The RDSP helps those that suffer from arthritis and other disabilities save for financial security in the future, not unlike a retirement plan.
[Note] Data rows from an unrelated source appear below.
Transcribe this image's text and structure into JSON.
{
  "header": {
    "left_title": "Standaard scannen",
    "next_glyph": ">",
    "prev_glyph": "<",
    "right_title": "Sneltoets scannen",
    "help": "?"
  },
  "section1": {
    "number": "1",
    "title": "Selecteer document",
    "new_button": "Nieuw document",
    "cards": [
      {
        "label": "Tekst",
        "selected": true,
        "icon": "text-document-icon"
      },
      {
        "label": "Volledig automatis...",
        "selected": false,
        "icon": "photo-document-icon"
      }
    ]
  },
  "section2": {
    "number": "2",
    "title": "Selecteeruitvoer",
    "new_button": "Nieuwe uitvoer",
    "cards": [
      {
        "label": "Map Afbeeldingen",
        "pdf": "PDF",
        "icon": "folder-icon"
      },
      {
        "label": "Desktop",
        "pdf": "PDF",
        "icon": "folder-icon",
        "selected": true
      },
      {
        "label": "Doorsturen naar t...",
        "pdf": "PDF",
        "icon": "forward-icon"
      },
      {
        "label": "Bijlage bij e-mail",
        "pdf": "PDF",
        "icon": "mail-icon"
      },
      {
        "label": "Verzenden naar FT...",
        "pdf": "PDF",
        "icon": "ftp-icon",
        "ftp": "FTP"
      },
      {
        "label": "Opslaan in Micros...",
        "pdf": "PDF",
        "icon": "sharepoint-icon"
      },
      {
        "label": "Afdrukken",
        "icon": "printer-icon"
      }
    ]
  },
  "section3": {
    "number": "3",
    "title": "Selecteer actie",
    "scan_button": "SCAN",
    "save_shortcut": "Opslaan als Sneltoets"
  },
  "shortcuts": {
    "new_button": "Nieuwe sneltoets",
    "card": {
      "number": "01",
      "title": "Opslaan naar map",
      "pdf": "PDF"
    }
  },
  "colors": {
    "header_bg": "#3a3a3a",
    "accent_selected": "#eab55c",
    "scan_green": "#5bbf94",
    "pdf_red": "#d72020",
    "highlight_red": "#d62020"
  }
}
This savings plan is designed to take the stress and worry out of financial security for those that suffer from arthritis all over the country, and can assist in saving for the future through tax sheltering and matched grants from the Provincial or Federal government.
Disability Tax Credit Application
The Disability Tax Credit Application can be obtained from the Canada Revenue Agency by requesting Tax Form T2201. The form comes in two parts, part A and part B, and each part is to be filled out by separate parties.
- Tax Form T2201 Part A – is to be filled out by the individual requesting the Disability Tax Credit or their parent, caregiver, or legal representative.
- Tax Form T2201 Part B – is to be completed by a licensed doctor with a specialty in the area of the disability in question. (i.e.: Visual impairment must be completed by a registered optometrist, hearing impairment must be completed by a registered audiologist, etc.)
Approval of Tax Form T2201 is Mandatory For Disability Tax Credit Approval
Once your party and your licensed doctor have completely filled out the Tax Form T2201, it must be sent in to the CRA (Canada Revenue Agency)for approval. Once the Tax Form T2201 has been approved by the CRA, the Disability Tax Credit certificate remains valid for as long as the applying party suffers from his or her disability and does not have to be renewed or re-approved.
If the Disability Tax Credit applicant does not have taxable income, or does not need the full Disability Tax Credit to wipe out owed taxes, the Disability Tax Credit amount can be transferred in part or in full to another person, including a parent, caregiver, legal guardian, or Henson Trust. The recipient of the remainder of the Disability Tax Credit does not have to live with the applicant making the transfer. (This is an extremely relevant fact to cases involving a Henson Trust beneficiary).
- Disability Tax Credit Amount – When the DTC is not used to bring the taxes to zero to those who receive it, it may be transferred to anyone who has provided basic care to the individual such as food, shelter, clothing, etc. This fact is commonly overlooked by parents and caregivers who think that only those who apply for it can use the DTC.
- Caregiver Tax Credit Amount – If an individual with a disability, like arthritis, lives with another party who is not their parent or legal guardian for any part of a year, that party is entitled to the Caregiver Tax Credit Amount. This credit cannot be claimed if the dependent was only visiting, it is designed for situations such as group homes and the like.
According to the Canada Revenue Agency (CRA), the amounts of the Disability Tax Credit in the year 2012 broke down as follows:
- 18 year of age or older received up to $7,546.00
- Under 18 years of age received up to $7,546.00 with a disabled child supplement of up to $4,402.00
Should a Registered Retirement Savings Plan (RRSP) Rollover be Included in Your Financial Plan?
A 2003 income tax act makes it possible for an RRSP plan to rollover to a dependent survivor, which includes a child or dependent suffering from arthritis. Although this can be a solution to help children suffering from arthritis when they are adults, there are many hurdles to overcome including:
- Court applications
- Legal authorization to manage the RRSP
- Possible termination of any other Provincial or Federal financial assistance
Apply Today To Reap The Full Benefits of The Disability Tax Credit
This tax year has many credits and deductions to help those citizens who suffer from various types of disabilities and impairments, but will do you no good if you do not apply for them. Knowledge is power, and knowing what the Disability Tax Credit has to offer can help you build a financially sound future for you and your loved ones.